But even setting aside the high extent to which this belief is a self-fulfilling prophecy, it is wrong to believe that your vote somehow counts more if it goes to a party which is represented in parliament than one who goes to a party which is not represented in parliament. But this presupposes what I already explained to be false in myth #1: namely that your vote will change anything with regards to who runs the country, which it again certainly doesn't. To the extent that voting makes sense at all, it is to symbolically mark your political preference. And the effect there is if anything greater with smaller parties. Had say 1000 libertarian Centre Party voters instead chosen to vote for the KLP, then the election result would have been been 436389 for the Centre Party and 1202 for the KLP, instead of the actual results of 437389 and 202. The former would have clearly sent a stronger signal for freedom.
Myth #3: "Not voting sends a stronger signal for freedom than voting for a libertarian candidate/party".
This myth is even more false than myth #2, yet it has the support of many prominent libertarians. They believe that by voting you legitimize the system and that by not voting you are sending a signal that you reject the entire system. The problem is that this theory have nothing to do with reality.

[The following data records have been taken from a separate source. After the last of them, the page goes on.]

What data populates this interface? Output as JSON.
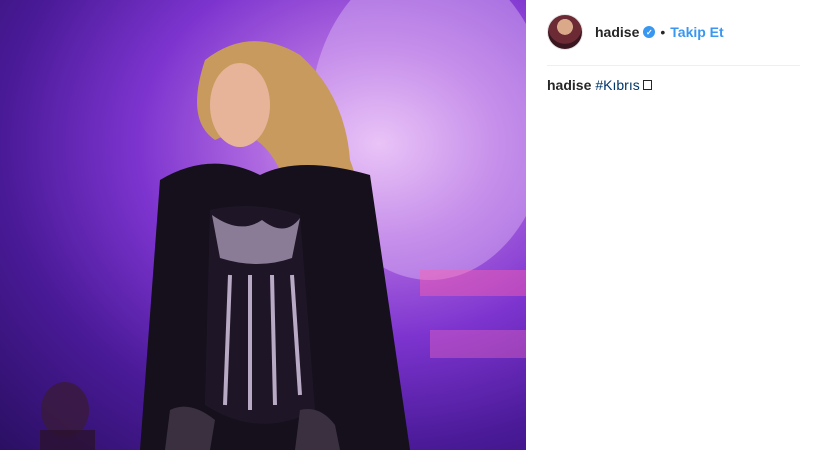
{
  "post": {
    "username": "hadise",
    "verified_icon": "verified-badge-icon",
    "separator": "•",
    "follow_label": "Takip Et",
    "caption": {
      "username": "hadise",
      "hashtag": "#Kıbrıs"
    }
  },
  "colors": {
    "link_blue": "#3897f0",
    "hashtag": "#003569",
    "text": "#262626"
  }
}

Most non-voters aren't libertarians. They are simply politically ignorant and in many cases they are statists who are displeased with their "natural choice". Many conservatives for example will likely choose to not vote today because they feel the Republicans haven't done enough to limit spending and control immigration. Many socialists on the other hand will not vote because they feel the Democrats aren't socialist enough.
Since thus only a small proportion of non-voters are libertarians, not voting will certainly not be interpreted as a symbolic mark for libertarianism, but for voter apathy or discontent with the insufficient conservatism of the Republicans or insufficient socialism of the Democrats. By contrast, there is no doubt about what I kind of signal you're sending with a vote for a libertarian candidate. The obvious faultiness of this line of thinking was illustrated when Butler Shaffler tried to refute this by writing:

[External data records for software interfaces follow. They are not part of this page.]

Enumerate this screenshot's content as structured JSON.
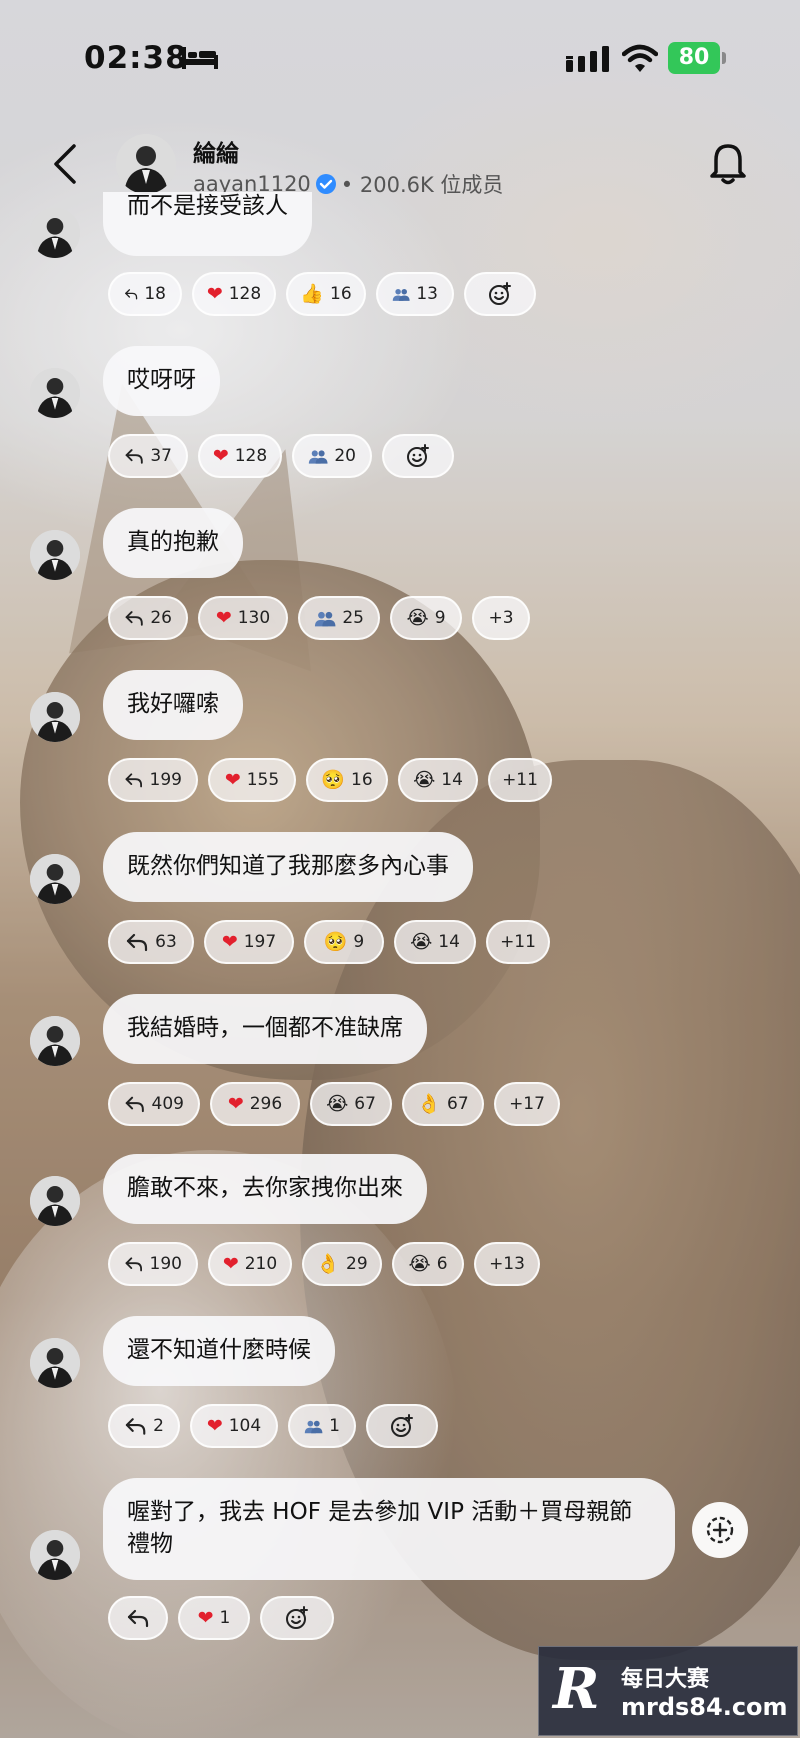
{
  "status_bar": {
    "time": "02:38",
    "battery": "80"
  },
  "header": {
    "name": "綸綸",
    "username": "aayan1120",
    "members": "• 200.6K 位成员"
  },
  "messages": [
    {
      "text": "而不是接受該人",
      "reactions": [
        {
          "icon": "reply-icon",
          "count": "18"
        },
        {
          "icon": "heart-icon",
          "emoji": "❤",
          "count": "128"
        },
        {
          "icon": "thumbs-up-icon",
          "emoji": "👍",
          "count": "16"
        },
        {
          "icon": "people-icon",
          "count": "13"
        },
        {
          "icon": "add-reaction-icon"
        }
      ]
    },
    {
      "text": "哎呀呀",
      "reactions": [
        {
          "icon": "reply-icon",
          "count": "37"
        },
        {
          "icon": "heart-icon",
          "emoji": "❤",
          "count": "128"
        },
        {
          "icon": "people-icon",
          "count": "20"
        },
        {
          "icon": "add-reaction-icon"
        }
      ]
    },
    {
      "text": "真的抱歉",
      "reactions": [
        {
          "icon": "reply-icon",
          "count": "26"
        },
        {
          "icon": "heart-icon",
          "emoji": "❤",
          "count": "130"
        },
        {
          "icon": "people-icon",
          "count": "25"
        },
        {
          "icon": "crying-face-icon",
          "emoji": "😭",
          "count": "9"
        },
        {
          "icon": "more-count",
          "count": "+3"
        }
      ]
    },
    {
      "text": "我好囉嗦",
      "reactions": [
        {
          "icon": "reply-icon",
          "count": "199"
        },
        {
          "icon": "heart-icon",
          "emoji": "❤",
          "count": "155"
        },
        {
          "icon": "pleading-face-icon",
          "emoji": "🥺",
          "count": "16"
        },
        {
          "icon": "crying-face-icon",
          "emoji": "😭",
          "count": "14"
        },
        {
          "icon": "more-count",
          "count": "+11"
        }
      ]
    },
    {
      "text": "既然你們知道了我那麼多內心事",
      "reactions": [
        {
          "icon": "reply-icon",
          "count": "63"
        },
        {
          "icon": "heart-icon",
          "emoji": "❤",
          "count": "197"
        },
        {
          "icon": "pleading-face-icon",
          "emoji": "🥺",
          "count": "9"
        },
        {
          "icon": "crying-face-icon",
          "emoji": "😭",
          "count": "14"
        },
        {
          "icon": "more-count",
          "count": "+11"
        }
      ]
    },
    {
      "text": "我結婚時，一個都不准缺席",
      "reactions": [
        {
          "icon": "reply-icon",
          "count": "409"
        },
        {
          "icon": "heart-icon",
          "emoji": "❤",
          "count": "296"
        },
        {
          "icon": "crying-face-icon",
          "emoji": "😭",
          "count": "67"
        },
        {
          "icon": "ok-hand-icon",
          "emoji": "👌",
          "count": "67"
        },
        {
          "icon": "more-count",
          "count": "+17"
        }
      ]
    },
    {
      "text": "膽敢不來，去你家拽你出來",
      "reactions": [
        {
          "icon": "reply-icon",
          "count": "190"
        },
        {
          "icon": "heart-icon",
          "emoji": "❤",
          "count": "210"
        },
        {
          "icon": "ok-hand-icon",
          "emoji": "👌",
          "count": "29"
        },
        {
          "icon": "crying-face-icon",
          "emoji": "😭",
          "count": "6"
        },
        {
          "icon": "more-count",
          "count": "+13"
        }
      ]
    },
    {
      "text": "還不知道什麼時候",
      "reactions": [
        {
          "icon": "reply-icon",
          "count": "2"
        },
        {
          "icon": "heart-icon",
          "emoji": "❤",
          "count": "104"
        },
        {
          "icon": "people-icon",
          "count": "1"
        },
        {
          "icon": "add-reaction-icon"
        }
      ]
    },
    {
      "text": "喔對了，我去 HOF 是去參加 VIP 活動＋買母親節禮物",
      "reactions": [
        {
          "icon": "reply-icon"
        },
        {
          "icon": "heart-icon",
          "emoji": "❤",
          "count": "1"
        },
        {
          "icon": "add-reaction-icon"
        }
      ]
    }
  ],
  "watermark": {
    "logo": "R",
    "title": "每日大赛",
    "url": "mrds84.com"
  },
  "colors": {
    "battery": "#33c759",
    "verified": "#2f8cff",
    "heart": "#e2202d"
  }
}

"Ask yourself this question: what would send a stronger anti-political message, a 10% voter turnout, or an 80% voter turnout in which the libertarian candidate received 0.7% of the vote?"

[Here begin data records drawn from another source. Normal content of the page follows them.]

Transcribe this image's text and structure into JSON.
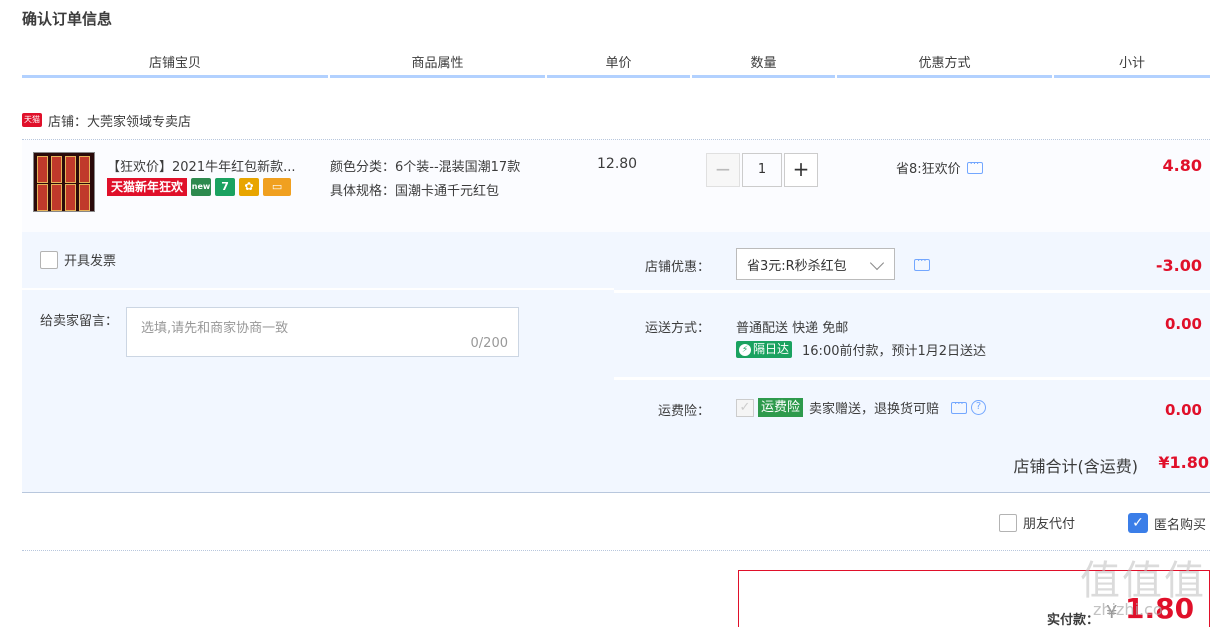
{
  "page": {
    "title": "确认订单信息"
  },
  "columns": [
    "店铺宝贝",
    "商品属性",
    "单价",
    "数量",
    "优惠方式",
    "小计"
  ],
  "shop": {
    "badge": "天猫",
    "label": "店铺：大莞家领域专卖店"
  },
  "item": {
    "title": "【狂欢价】2021牛年红包新款...",
    "tag_promo": "天猫新年狂欢",
    "tag_icons": [
      {
        "name": "new-icon",
        "text": "new",
        "color": "#2d8a4e"
      },
      {
        "name": "seven-day-icon",
        "text": "7",
        "color": "#1aa260"
      },
      {
        "name": "guarantee-icon",
        "text": "✿",
        "color": "#e8a500"
      },
      {
        "name": "card-icon",
        "text": "▭",
        "color": "#f0a020"
      }
    ],
    "attr_color": "颜色分类：6个装--混装国潮17款",
    "attr_spec": "具体规格：国潮卡通千元红包",
    "price": "12.80",
    "quantity": "1",
    "discount": "省8:狂欢价",
    "subtotal": "4.80"
  },
  "invoice": {
    "label": "开具发票"
  },
  "note": {
    "label": "给卖家留言：",
    "placeholder": "选填,请先和商家协商一致",
    "count": "0/200"
  },
  "shop_discount": {
    "label": "店铺优惠：",
    "selected": "省3元:R秒杀红包",
    "amount": "-3.00"
  },
  "shipping": {
    "label": "运送方式：",
    "method": "普通配送 快递 免邮",
    "badge": "隔日达",
    "eta": "16:00前付款，预计1月2日送达",
    "amount": "0.00"
  },
  "insurance": {
    "label": "运费险：",
    "tag": "运费险",
    "desc": "卖家赠送，退换货可赔",
    "amount": "0.00"
  },
  "total": {
    "label": "店铺合计(含运费)",
    "value": "¥1.80"
  },
  "options": {
    "friend_pay": "朋友代付",
    "anonymous": "匿名购买"
  },
  "payment": {
    "label": "实付款：",
    "currency": "¥",
    "value": "1.80"
  },
  "watermark": {
    "logo": "值值值",
    "site": "zhizhi.co"
  },
  "colors": {
    "accent_red": "#e0102a",
    "panel_bg": "#f2f7ff",
    "header_line": "#b2d1ff",
    "check_blue": "#3b7ee8"
  }
}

But here he applies completely different conditions for the two scenarios. What is relevant is the marginal effect of a single vote or any other fixed number of votes. Since he appears to think that everyone not voting in scenario number one does so for libertarian reasons he there assumes that 70% of the population are libertarians, whereas in scenario number two only 0.56% are that. The relevant comparison is when you compare the effects of a fixed number of votes (or non-votes). If we assume that 70% are libertarians, then if everyone of these voted libertarian, the libertarian candidate would get 87.5% and would thus win. If on the other hand, none of them voted it would presumably be some complaints about "voter apathy", but the system would remain-and remain unlibertarian. In Sweden, voter turnout in the elections to the Church of Sweden (the former state church) is usually only about 10% , but the church remains. If 0.56% were libertarian, then the system would remain unlibertarian no matter how these 0.56% voted(or not voted). But the signal would still be stronger with 80% turnout, 0.7% of which went to a libertarian candidate, than with 79.44% turnout and 0% to the libertarian candidate.
By all means, given what I explained under myth #1, you would be rational in not voting if voting meant any significant sacrifice for you. But you shouldn't delude yourself in thinking that non-voting somehow helps the cause of freedom.